President Trump plans to declare national emergency in response to opioid crisis

Donald Trump said he will officially declare a national emergency over the opioid addiction epidemic in America.

The commission that recommended the emergency declaration also plans to explore issues of youth opioid use, its preliminary report said.

A spokesman for the Democratic National Committee said the president had "done nothing" for the people affected by the drug crisis.

Trump also has called for tougher law enforcement, including locking up more drug dealers after what he said was a decline in drug-related prosecutions since 2011, and more aggressive policing at USA borders to stop the import of heroin and synthetic opioids. The Commission wrote (pdf) to Trump saying an official declaration "would force Congress to focus on funding" and "awaken every American to this simple fact: if this scourge has not found you or your family yet, without bold action by everyone, it soon will".

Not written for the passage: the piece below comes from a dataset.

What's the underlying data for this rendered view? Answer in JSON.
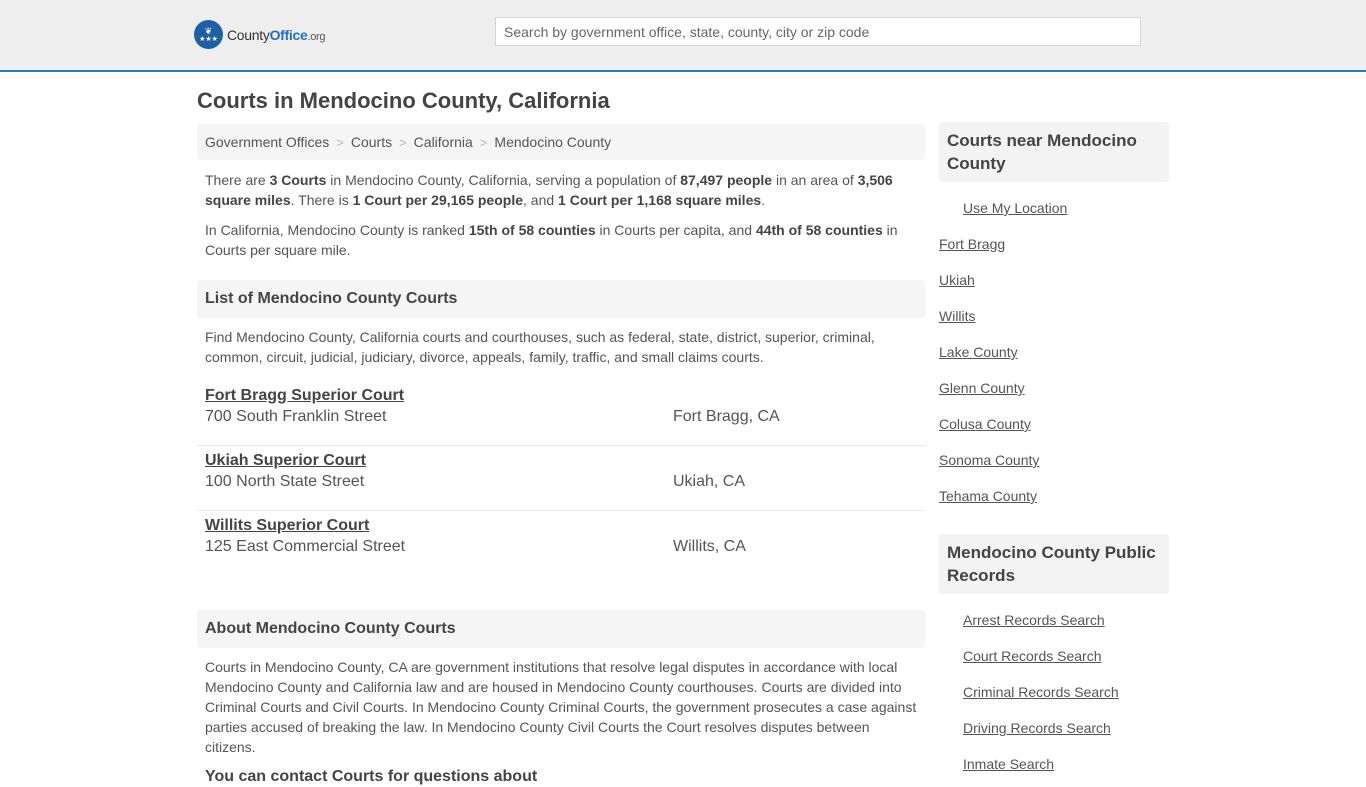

Trump received a briefing on the report earlier this week during his 17-day working vacation in New Jersey.

"Medications for the treatment of opioid use disorder have proven to be both clinically and cost-effective, but are seriously underutilized despite epidemic growth in the number and severity of opioid-related deaths", the American Society of Addiction Medicine concluded in a 2014 review of opioid treatment studies.

Those who see the opioid crisis in Manatee County on a daily basis are glad to see the declaration made.

The president also spoke at the briefing of securing the southern border, one of his signature 2016 campaign promises, as a key component of fighting the opioid epidemic-echoing his comments in a leaked transcript of a phone call with Mexican President Enrique Peña Nieto, which was released last week. The average American would likely be shocked to know that drug overdoses now kill more people than gun homicides and auto crashes combined, the report states.

CNN chief medical correspondent Dr. Sanjay Gupta said "the question will be: Will that money be used to increase hospital bed availability, medically assisted therapy for the millions of people now addicted and widely available naloxone to prevent overdose deaths?" Rob Portman, R-Ohio, said Washington "must continue to fully fund important programs on prevention, treatment, and recovery". Without addressing these two areas of concern, an effective response to this 21st Century public health emergency will be inadequate. After that event, Health and Human Services Secretary Tom Price told reporters that declaring a national emergency is a step usually reserved for "a time-limited problem", like the Zika outbreak or problems caused by Hurricane Sandy in 2012. Before that, the last emergency declaration, unrelated to a natural disaster, was during the 2009-10 flu season, when there was widespread concern over a potential pandemic. "In this case, this is a problem that has been festering for some time - and now we're finally paying attention to it".